President Obama has asked Congress to pass a second $250 stimulus - that's $250 per person for 57 million people. They include those on Social Security, railroad retirees, veterans and people with disabilities. The $250 payments will help make up for any decrease in 2010 Social Security checks.
Decreases are expected because the premium is going up for the prescription drug plan, Medicare Part D. Those premiums are deducted from the monthly checks for millions on Social Security. Others, like this writer, have opted to pay the premiums directly. Either way, it takes part of our Social Security check.
For the past 35 years, Social Security checks have gone up each year thanks to COLA - cost of living adjustment. Yet for 2010, no COLA increase will be paid. The reason given is that the consumer price index has gone down! (Cost of living adjustments are tied to the federal consumer price index.)
Seniors are asking, "How can that be?" Their medical costs are shooting up. And the average monthly SS check is only $1,061.

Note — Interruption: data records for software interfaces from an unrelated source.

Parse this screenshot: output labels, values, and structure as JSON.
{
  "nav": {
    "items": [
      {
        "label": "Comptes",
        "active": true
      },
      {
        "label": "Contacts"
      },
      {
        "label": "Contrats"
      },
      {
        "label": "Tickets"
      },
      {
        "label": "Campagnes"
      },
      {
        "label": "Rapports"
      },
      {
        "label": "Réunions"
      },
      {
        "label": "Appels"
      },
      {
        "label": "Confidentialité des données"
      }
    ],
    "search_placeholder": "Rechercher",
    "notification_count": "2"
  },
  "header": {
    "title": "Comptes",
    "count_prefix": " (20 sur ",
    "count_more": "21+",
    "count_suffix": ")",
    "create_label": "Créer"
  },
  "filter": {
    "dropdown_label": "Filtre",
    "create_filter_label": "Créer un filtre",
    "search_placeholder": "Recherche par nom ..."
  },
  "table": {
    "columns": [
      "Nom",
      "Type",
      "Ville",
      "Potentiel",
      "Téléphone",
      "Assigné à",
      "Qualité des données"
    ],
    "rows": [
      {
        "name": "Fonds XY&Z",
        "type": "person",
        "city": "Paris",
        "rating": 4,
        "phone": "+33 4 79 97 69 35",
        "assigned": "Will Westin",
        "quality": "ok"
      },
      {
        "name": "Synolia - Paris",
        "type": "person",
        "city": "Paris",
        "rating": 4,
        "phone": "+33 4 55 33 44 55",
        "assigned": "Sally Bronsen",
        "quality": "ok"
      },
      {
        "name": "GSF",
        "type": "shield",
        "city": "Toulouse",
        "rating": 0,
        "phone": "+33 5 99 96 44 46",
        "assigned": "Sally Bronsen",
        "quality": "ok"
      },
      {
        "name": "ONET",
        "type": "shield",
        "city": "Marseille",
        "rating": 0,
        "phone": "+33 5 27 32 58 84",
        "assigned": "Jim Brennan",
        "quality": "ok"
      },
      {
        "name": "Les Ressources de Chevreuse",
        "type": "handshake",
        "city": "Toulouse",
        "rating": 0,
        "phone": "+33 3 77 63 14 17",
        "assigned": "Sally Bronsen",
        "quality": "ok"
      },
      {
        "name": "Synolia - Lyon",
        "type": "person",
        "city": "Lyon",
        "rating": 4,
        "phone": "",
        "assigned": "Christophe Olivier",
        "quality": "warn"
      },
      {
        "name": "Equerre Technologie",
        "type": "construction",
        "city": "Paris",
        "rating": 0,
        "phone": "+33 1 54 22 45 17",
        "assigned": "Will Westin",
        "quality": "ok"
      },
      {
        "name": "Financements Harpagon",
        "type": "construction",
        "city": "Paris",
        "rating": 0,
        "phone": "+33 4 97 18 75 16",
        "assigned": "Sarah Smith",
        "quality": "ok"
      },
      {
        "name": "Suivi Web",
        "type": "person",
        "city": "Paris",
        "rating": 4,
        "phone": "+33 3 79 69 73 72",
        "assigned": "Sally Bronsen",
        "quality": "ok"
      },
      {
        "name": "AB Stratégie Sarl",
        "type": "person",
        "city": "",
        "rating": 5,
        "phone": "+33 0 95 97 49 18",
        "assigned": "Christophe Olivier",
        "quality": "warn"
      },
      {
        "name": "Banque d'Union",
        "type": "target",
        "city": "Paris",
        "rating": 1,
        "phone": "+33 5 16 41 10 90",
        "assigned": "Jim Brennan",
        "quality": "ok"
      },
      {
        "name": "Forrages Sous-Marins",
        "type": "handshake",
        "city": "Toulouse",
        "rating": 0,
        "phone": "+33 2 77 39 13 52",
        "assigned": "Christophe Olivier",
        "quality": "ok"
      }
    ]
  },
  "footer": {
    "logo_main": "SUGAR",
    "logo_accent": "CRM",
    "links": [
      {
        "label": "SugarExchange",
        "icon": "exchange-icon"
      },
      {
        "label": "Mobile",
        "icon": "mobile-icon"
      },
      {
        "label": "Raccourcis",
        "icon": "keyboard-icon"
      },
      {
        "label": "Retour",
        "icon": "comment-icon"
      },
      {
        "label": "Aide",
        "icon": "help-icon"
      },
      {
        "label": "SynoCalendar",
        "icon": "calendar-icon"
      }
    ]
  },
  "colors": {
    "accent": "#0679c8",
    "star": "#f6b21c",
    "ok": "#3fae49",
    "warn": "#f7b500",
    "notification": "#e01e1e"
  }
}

"While inflation is down over all, medical inflation, which comprises 30 percent of seniors' average expenses, is still going up," said Dave Certner, legislative policy director at AARP. "Combined with losses in savings, investments and home values, seniors feel like they're falling further and further behind."
Fortunately, there is a law that limits the increase in Medicare Part B premiums that cover doctors' visits. The cost for doctors' visits is also going up. But under this law, the increase cannot be larger than the COLA increase in our Social Security benefits. Since there is no COLA increase for 2010, they cannot raise the Part B deduction from our SS checks.
Advocates for seniors and others depending on Social Security say a similar law is urgently needed to protect SS checks from increases in Part D for prescription drugs.
This crisis is yet another reason to pass real health care reform. Edward F. Coyle, of the Alliance for Retired Americans, explains:
In addition to economic recovery measures such as the additional $250 Obama is calling for, Coyle says, "we must help current and future retirees by making sweeping, positive changes to health care."
"Congress must quickly pass a health insurance reform bill that closes the Medicare Part D doughnut hole, lowers prescription drug costs, helps early retirees afford health care coverage, and assists middle-class families with the costs of long-term care."
"It must be a bill that has a public option as an alternative to insurance companies that profit by denying care and discriminating against pre-existing conditions," Coyle says. "The final bill must not tax health plans or benefits, as this would hurt retirees the hardest."
Photo: Retired truck driver Frank Ferrira, 90, talks about Social Security at a Florida senior center. (AP/J Pat Carter)